• What is being asked:
Word for word, write the records out again, but omit each picture.

• Excerpts from an interface dataset:
'''

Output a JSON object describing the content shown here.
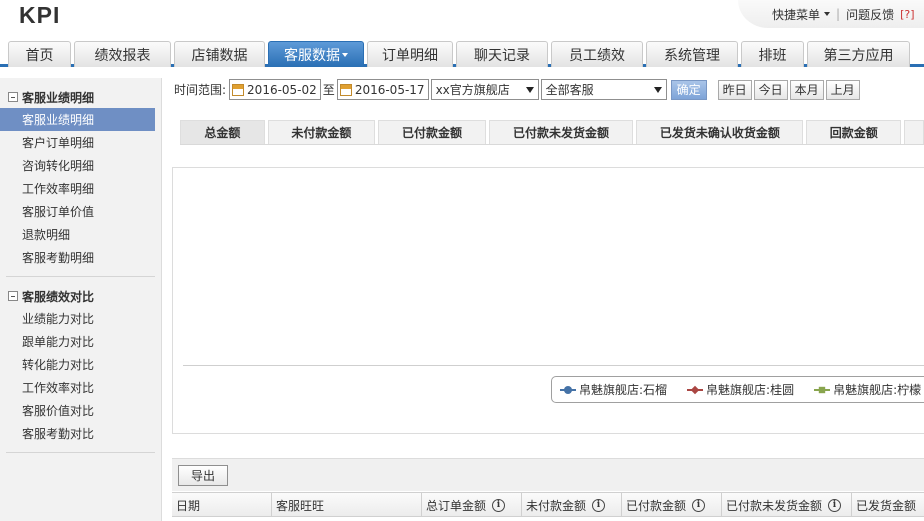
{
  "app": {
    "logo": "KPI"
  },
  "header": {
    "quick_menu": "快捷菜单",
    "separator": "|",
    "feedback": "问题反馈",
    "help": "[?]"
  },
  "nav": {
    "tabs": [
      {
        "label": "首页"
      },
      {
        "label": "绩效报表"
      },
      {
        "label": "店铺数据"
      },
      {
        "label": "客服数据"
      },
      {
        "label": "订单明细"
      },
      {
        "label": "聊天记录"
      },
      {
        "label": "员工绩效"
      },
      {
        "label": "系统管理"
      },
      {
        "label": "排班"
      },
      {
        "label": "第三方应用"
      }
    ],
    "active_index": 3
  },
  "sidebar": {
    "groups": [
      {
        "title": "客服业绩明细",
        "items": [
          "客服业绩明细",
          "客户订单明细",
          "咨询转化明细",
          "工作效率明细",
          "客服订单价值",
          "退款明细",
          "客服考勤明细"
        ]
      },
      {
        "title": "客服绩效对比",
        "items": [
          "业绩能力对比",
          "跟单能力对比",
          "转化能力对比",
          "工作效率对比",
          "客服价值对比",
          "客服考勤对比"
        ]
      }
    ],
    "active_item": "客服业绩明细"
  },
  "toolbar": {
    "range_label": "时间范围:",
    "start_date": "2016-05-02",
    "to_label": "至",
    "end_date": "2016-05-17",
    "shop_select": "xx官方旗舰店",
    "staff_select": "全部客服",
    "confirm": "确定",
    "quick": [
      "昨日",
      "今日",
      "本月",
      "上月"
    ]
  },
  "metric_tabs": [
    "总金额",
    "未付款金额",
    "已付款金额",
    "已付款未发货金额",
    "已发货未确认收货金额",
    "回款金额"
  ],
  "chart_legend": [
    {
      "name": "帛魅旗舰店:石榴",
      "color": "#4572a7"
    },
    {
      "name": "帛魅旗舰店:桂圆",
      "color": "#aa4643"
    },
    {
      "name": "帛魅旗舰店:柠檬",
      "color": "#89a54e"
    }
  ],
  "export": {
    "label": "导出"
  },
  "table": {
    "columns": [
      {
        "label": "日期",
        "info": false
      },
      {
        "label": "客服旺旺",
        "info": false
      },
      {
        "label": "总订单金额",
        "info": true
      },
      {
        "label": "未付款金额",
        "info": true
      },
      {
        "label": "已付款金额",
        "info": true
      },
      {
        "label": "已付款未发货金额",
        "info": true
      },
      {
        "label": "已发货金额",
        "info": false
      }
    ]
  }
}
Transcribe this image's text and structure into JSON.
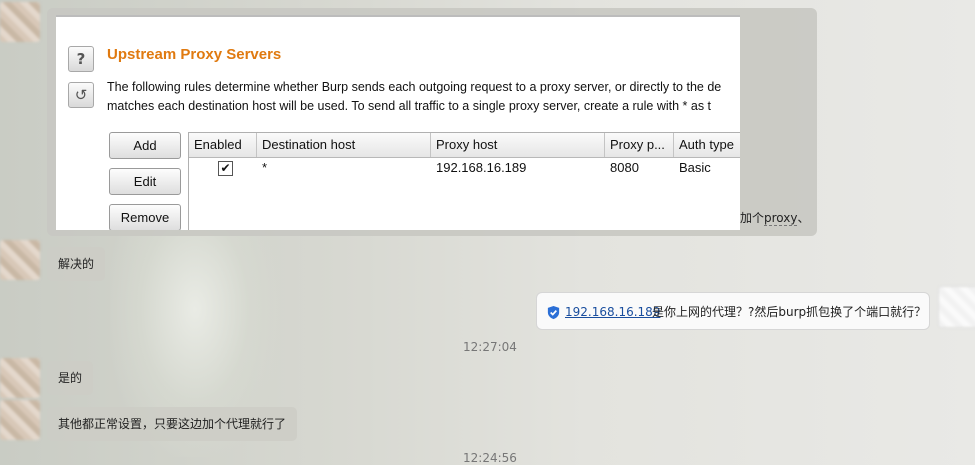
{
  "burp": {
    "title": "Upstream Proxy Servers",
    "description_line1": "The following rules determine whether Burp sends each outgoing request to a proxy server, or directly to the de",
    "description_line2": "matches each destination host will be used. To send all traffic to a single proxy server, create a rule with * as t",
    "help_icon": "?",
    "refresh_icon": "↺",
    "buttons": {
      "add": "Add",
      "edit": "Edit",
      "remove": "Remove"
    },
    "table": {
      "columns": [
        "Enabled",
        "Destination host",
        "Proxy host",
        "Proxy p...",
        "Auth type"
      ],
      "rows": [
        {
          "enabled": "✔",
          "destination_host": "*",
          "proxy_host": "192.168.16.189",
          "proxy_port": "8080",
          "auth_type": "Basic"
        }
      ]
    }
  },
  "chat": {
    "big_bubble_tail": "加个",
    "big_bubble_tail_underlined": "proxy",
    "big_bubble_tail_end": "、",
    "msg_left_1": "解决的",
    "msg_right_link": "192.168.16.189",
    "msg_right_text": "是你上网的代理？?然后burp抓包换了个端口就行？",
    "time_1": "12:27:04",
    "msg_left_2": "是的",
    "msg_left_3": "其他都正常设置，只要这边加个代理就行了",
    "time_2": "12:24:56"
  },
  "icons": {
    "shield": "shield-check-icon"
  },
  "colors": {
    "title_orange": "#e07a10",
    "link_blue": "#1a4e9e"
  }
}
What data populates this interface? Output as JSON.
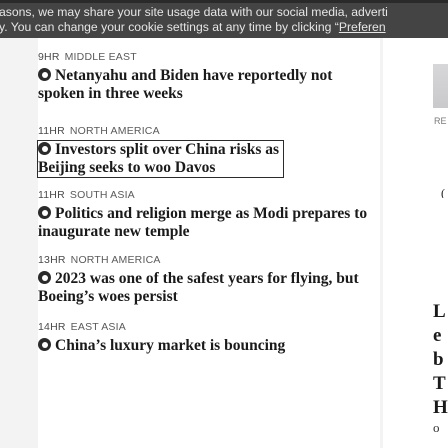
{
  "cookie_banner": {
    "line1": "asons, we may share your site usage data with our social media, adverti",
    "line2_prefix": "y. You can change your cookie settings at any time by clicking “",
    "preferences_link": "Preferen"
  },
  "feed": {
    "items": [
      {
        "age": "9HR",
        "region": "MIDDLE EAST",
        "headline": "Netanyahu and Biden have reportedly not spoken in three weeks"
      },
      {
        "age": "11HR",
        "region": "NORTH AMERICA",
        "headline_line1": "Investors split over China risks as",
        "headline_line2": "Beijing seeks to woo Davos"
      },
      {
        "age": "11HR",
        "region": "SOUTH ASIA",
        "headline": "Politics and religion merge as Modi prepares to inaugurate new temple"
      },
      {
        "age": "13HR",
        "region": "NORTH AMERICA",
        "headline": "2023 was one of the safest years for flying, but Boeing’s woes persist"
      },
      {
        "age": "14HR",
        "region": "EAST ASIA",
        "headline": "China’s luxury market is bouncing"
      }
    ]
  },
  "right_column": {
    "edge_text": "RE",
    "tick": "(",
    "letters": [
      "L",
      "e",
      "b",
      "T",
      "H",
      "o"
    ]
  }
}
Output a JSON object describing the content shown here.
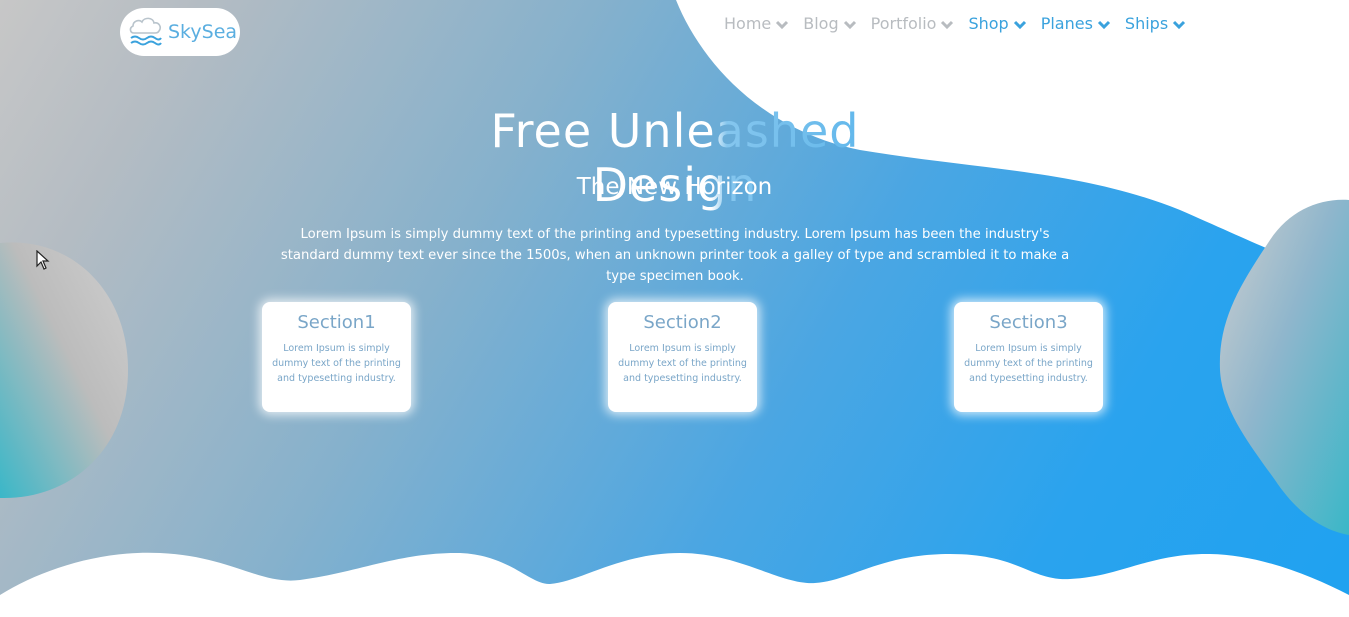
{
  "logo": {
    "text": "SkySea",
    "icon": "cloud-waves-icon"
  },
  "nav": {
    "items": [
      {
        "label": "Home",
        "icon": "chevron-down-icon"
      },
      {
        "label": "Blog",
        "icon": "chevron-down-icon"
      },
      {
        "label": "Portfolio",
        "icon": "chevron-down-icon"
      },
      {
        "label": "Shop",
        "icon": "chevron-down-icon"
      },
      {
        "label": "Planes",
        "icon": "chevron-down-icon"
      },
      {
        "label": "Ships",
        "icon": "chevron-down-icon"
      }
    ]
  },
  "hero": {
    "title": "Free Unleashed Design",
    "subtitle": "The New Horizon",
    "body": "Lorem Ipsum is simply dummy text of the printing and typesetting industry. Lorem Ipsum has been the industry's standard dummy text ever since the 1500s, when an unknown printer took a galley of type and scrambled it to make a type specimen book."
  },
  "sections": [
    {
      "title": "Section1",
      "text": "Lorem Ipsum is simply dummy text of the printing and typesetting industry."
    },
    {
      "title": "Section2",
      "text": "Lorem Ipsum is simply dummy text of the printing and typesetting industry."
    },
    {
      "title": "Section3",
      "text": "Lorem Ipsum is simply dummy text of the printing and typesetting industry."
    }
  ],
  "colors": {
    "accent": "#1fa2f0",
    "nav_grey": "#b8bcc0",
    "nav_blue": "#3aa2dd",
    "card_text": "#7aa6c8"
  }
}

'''

• Response to the task:
Output a JSON object describing the content shown here.
{
  "app": {
    "logo": "KPI"
  },
  "header": {
    "quick_menu": "快捷菜单",
    "separator": "|",
    "feedback": "问题反馈",
    "help": "[?]"
  },
  "nav": {
    "tabs": [
      {
        "label": "首页"
      },
      {
        "label": "绩效报表"
      },
      {
        "label": "店铺数据"
      },
      {
        "label": "客服数据"
      },
      {
        "label": "订单明细"
      },
      {
        "label": "聊天记录"
      },
      {
        "label": "员工绩效"
      },
      {
        "label": "系统管理"
      },
      {
        "label": "排班"
      },
      {
        "label": "第三方应用"
      }
    ],
    "active_index": 3
  },
  "sidebar": {
    "groups": [
      {
        "title": "客服业绩明细",
        "items": [
          "客服业绩明细",
          "客户订单明细",
          "咨询转化明细",
          "工作效率明细",
          "客服订单价值",
          "退款明细",
          "客服考勤明细"
        ]
      },
      {
        "title": "客服绩效对比",
        "items": [
          "业绩能力对比",
          "跟单能力对比",
          "转化能力对比",
          "工作效率对比",
          "客服价值对比",
          "客服考勤对比"
        ]
      }
    ],
    "active_item": "客服业绩明细"
  },
  "toolbar": {
    "range_label": "时间范围:",
    "start_date": "2016-05-02",
    "to_label": "至",
    "end_date": "2016-05-17",
    "shop_select": "xx官方旗舰店",
    "staff_select": "全部客服",
    "confirm": "确定",
    "quick": [
      "昨日",
      "今日",
      "本月",
      "上月"
    ]
  },
  "metric_tabs": [
    "总金额",
    "未付款金额",
    "已付款金额",
    "已付款未发货金额",
    "已发货未确认收货金额",
    "回款金额"
  ],
  "chart_legend": [
    {
      "name": "帛魅旗舰店:石榴",
      "color": "#4572a7"
    },
    {
      "name": "帛魅旗舰店:桂圆",
      "color": "#aa4643"
    },
    {
      "name": "帛魅旗舰店:柠檬",
      "color": "#89a54e"
    }
  ],
  "export": {
    "label": "导出"
  },
  "table": {
    "columns": [
      {
        "label": "日期",
        "info": false
      },
      {
        "label": "客服旺旺",
        "info": false
      },
      {
        "label": "总订单金额",
        "info": true
      },
      {
        "label": "未付款金额",
        "info": true
      },
      {
        "label": "已付款金额",
        "info": true
      },
      {
        "label": "已付款未发货金额",
        "info": true
      },
      {
        "label": "已发货金额",
        "info": false
      }
    ]
  }
}
Transcribe this image's text and structure into JSON.
{
  "burp": {
    "title": "Upstream Proxy Servers",
    "description_line1": "The following rules determine whether Burp sends each outgoing request to a proxy server, or directly to the de",
    "description_line2": "matches each destination host will be used. To send all traffic to a single proxy server, create a rule with * as t",
    "help_icon": "?",
    "refresh_icon": "↺",
    "buttons": {
      "add": "Add",
      "edit": "Edit",
      "remove": "Remove"
    },
    "table": {
      "columns": [
        "Enabled",
        "Destination host",
        "Proxy host",
        "Proxy p...",
        "Auth type"
      ],
      "rows": [
        {
          "enabled": "✔",
          "destination_host": "*",
          "proxy_host": "192.168.16.189",
          "proxy_port": "8080",
          "auth_type": "Basic"
        }
      ]
    }
  },
  "chat": {
    "big_bubble_tail": "加个",
    "big_bubble_tail_underlined": "proxy",
    "big_bubble_tail_end": "、",
    "msg_left_1": "解决的",
    "msg_right_link": "192.168.16.189",
    "msg_right_text": "是你上网的代理？?然后burp抓包换了个端口就行？",
    "time_1": "12:27:04",
    "msg_left_2": "是的",
    "msg_left_3": "其他都正常设置，只要这边加个代理就行了",
    "time_2": "12:24:56"
  },
  "icons": {
    "shield": "shield-check-icon"
  },
  "colors": {
    "title_orange": "#e07a10",
    "link_blue": "#1a4e9e"
  }
}
What data populates this interface? Output as JSON.
{
  "cookie_banner": {
    "line1": "asons, we may share your site usage data with our social media, adverti",
    "line2_prefix": "y. You can change your cookie settings at any time by clicking “",
    "preferences_link": "Preferen"
  },
  "feed": {
    "items": [
      {
        "age": "9HR",
        "region": "MIDDLE EAST",
        "headline": "Netanyahu and Biden have reportedly not spoken in three weeks"
      },
      {
        "age": "11HR",
        "region": "NORTH AMERICA",
        "headline_line1": "Investors split over China risks as",
        "headline_line2": "Beijing seeks to woo Davos"
      },
      {
        "age": "11HR",
        "region": "SOUTH ASIA",
        "headline": "Politics and religion merge as Modi prepares to inaugurate new temple"
      },
      {
        "age": "13HR",
        "region": "NORTH AMERICA",
        "headline": "2023 was one of the safest years for flying, but Boeing’s woes persist"
      },
      {
        "age": "14HR",
        "region": "EAST ASIA",
        "headline": "China’s luxury market is bouncing"
      }
    ]
  },
  "right_column": {
    "edge_text": "RE",
    "tick": "(",
    "letters": [
      "L",
      "e",
      "b",
      "T",
      "H",
      "o"
    ]
  }
}
Output a JSON object describing the content shown here.
{
  "logo": {
    "text": "SkySea",
    "icon": "cloud-waves-icon"
  },
  "nav": {
    "items": [
      {
        "label": "Home",
        "icon": "chevron-down-icon"
      },
      {
        "label": "Blog",
        "icon": "chevron-down-icon"
      },
      {
        "label": "Portfolio",
        "icon": "chevron-down-icon"
      },
      {
        "label": "Shop",
        "icon": "chevron-down-icon"
      },
      {
        "label": "Planes",
        "icon": "chevron-down-icon"
      },
      {
        "label": "Ships",
        "icon": "chevron-down-icon"
      }
    ]
  },
  "hero": {
    "title": "Free Unleashed Design",
    "subtitle": "The New Horizon",
    "body": "Lorem Ipsum is simply dummy text of the printing and typesetting industry. Lorem Ipsum has been the industry's standard dummy text ever since the 1500s, when an unknown printer took a galley of type and scrambled it to make a type specimen book."
  },
  "sections": [
    {
      "title": "Section1",
      "text": "Lorem Ipsum is simply dummy text of the printing and typesetting industry."
    },
    {
      "title": "Section2",
      "text": "Lorem Ipsum is simply dummy text of the printing and typesetting industry."
    },
    {
      "title": "Section3",
      "text": "Lorem Ipsum is simply dummy text of the printing and typesetting industry."
    }
  ],
  "colors": {
    "accent": "#1fa2f0",
    "nav_grey": "#b8bcc0",
    "nav_blue": "#3aa2dd",
    "card_text": "#7aa6c8"
  }
}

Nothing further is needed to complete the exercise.